Thousands of couples throughout the U.S. have turned to fertility treatments after finding they are unable to conceive a child on their own. In 2009, there were more than 60,000 babies born as the result of in vitro fertilization, or IVF, in this country. The treatment has made parenthood possible for many of those in the St. Louis area who would otherwise not be able to have children.
But at the same time, children born from IVF have had higher rates of birth defects. A new study suggests that the problem is not with IVF in general, but with a common technique many fertility clinics use to encourage fertilization of a woman’s egg.
The technique is called intracytoplasmic sperm injection, or ICSI. It involves injecting sperm into an egg, instead of merely mixing sperm and eggs together and allowing them to fertilize on their own. The study, which was published on the New England Journal of Medicine’s website on May 5, found that about 10 percent of infants who were conceived by ICSI were born with birth defects, compared with 6 percent of babies conceived naturally.
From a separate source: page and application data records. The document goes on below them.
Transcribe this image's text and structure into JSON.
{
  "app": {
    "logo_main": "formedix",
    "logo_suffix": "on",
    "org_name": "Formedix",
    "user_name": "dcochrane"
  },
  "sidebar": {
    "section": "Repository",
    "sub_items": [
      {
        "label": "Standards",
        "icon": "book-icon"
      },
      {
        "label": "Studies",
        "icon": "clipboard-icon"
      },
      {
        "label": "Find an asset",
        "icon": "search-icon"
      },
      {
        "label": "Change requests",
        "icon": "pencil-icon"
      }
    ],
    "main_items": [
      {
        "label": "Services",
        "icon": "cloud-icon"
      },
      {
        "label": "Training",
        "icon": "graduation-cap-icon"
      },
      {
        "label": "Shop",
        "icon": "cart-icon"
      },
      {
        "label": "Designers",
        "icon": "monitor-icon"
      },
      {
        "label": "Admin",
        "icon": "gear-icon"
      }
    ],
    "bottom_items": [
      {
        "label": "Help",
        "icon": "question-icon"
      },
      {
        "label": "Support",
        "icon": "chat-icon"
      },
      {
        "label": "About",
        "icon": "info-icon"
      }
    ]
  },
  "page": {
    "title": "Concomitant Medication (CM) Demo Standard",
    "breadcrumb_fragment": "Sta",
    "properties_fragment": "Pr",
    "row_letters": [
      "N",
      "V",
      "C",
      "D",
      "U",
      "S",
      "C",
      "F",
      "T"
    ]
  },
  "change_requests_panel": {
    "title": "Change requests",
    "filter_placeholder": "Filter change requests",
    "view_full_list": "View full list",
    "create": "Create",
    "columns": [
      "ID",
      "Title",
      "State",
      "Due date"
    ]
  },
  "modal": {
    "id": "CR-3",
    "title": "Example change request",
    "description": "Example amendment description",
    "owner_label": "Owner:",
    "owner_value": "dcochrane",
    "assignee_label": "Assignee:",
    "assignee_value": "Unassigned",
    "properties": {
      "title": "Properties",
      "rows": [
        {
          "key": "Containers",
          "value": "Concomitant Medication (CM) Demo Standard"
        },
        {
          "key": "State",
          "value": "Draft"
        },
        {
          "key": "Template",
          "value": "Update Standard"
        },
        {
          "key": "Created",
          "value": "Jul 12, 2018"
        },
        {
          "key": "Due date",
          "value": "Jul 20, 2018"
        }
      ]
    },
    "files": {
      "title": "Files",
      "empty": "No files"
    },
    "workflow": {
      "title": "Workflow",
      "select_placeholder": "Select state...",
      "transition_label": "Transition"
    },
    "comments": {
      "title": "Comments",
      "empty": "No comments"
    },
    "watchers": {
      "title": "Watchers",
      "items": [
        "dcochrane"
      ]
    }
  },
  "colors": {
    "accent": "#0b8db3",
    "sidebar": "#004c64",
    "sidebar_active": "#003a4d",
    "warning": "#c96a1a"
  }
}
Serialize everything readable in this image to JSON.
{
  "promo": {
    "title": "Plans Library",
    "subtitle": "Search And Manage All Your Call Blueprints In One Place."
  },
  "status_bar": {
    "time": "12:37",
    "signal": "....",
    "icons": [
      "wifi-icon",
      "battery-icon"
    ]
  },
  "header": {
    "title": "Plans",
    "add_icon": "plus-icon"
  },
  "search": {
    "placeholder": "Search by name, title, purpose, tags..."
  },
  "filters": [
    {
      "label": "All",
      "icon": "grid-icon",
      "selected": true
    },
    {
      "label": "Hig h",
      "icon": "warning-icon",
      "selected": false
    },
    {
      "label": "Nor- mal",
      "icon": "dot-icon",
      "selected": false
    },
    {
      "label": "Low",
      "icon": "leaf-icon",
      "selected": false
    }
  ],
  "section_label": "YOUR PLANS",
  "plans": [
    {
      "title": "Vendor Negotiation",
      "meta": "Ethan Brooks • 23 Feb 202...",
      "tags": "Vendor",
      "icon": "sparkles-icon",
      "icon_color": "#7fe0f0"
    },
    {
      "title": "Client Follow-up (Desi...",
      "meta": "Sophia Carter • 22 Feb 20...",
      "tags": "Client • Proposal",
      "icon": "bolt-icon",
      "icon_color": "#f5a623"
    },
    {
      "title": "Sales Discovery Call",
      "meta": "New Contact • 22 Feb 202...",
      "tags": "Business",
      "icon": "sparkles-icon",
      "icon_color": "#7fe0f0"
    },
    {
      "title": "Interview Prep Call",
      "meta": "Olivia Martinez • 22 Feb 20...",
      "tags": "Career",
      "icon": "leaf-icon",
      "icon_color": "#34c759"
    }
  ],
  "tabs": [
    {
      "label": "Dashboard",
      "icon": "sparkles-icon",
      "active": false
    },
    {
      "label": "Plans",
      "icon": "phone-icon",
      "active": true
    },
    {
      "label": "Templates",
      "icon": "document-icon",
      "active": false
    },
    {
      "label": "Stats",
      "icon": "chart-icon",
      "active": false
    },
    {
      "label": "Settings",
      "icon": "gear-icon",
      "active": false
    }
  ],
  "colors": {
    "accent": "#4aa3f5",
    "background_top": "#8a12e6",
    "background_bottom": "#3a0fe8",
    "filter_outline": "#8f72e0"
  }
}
Babies conceived through IVF but without the ICSI technique were no more likely to develop birth defects than naturally-conceived children.
ICSI was developed for cases where the would-be father has infertility problems, but many clinics do it simply to increase the odds of creating more embryos. Some clinics always perform ICSI. Performing ICSI on a couple’s sperm and egg samples without disclosing the potential risks of doing so could be a form of medical malpractice.
Source: MSNBC, “Birth defect risk rises with some fertility treatments,” Marilynn Marchione, May 5, 2012